Dataset rows for apps and sites
____

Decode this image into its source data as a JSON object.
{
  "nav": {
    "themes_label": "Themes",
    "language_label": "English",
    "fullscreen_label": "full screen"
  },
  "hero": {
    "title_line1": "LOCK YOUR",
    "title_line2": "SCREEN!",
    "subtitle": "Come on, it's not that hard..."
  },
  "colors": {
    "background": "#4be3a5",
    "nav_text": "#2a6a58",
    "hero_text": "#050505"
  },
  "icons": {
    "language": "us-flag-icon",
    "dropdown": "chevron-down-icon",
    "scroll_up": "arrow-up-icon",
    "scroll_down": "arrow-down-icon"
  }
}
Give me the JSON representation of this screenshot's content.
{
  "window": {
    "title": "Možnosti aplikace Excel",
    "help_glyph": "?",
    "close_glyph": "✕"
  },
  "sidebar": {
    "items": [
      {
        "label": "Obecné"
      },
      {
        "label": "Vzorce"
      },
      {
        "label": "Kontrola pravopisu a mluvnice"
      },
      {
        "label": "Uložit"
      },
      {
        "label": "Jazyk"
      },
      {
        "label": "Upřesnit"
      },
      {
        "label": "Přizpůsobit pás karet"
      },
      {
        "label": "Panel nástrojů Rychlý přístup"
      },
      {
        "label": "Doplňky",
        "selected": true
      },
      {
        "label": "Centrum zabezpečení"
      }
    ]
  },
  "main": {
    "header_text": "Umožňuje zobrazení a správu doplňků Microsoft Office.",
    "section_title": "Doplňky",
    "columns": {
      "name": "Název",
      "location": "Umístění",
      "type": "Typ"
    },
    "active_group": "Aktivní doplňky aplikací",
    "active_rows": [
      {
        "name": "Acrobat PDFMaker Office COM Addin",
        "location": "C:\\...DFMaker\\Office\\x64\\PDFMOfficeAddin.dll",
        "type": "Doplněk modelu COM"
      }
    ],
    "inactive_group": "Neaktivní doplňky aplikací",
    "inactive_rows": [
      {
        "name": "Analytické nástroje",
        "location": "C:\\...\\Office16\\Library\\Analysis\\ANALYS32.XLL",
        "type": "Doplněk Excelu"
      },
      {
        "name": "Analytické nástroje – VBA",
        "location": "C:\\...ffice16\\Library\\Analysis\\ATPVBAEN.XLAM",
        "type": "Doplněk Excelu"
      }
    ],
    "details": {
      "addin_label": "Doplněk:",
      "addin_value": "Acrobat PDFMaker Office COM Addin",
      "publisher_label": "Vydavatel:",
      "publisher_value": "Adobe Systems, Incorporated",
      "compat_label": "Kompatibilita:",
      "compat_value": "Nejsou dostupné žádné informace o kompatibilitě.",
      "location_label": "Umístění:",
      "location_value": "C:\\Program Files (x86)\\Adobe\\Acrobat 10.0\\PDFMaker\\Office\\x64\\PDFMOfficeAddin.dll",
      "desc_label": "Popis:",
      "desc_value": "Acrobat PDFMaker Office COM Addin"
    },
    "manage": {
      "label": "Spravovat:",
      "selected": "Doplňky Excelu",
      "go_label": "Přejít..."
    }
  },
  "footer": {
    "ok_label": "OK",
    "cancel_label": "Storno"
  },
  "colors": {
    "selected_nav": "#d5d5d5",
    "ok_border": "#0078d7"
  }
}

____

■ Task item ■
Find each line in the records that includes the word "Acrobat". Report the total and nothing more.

■ Expected answer ■
4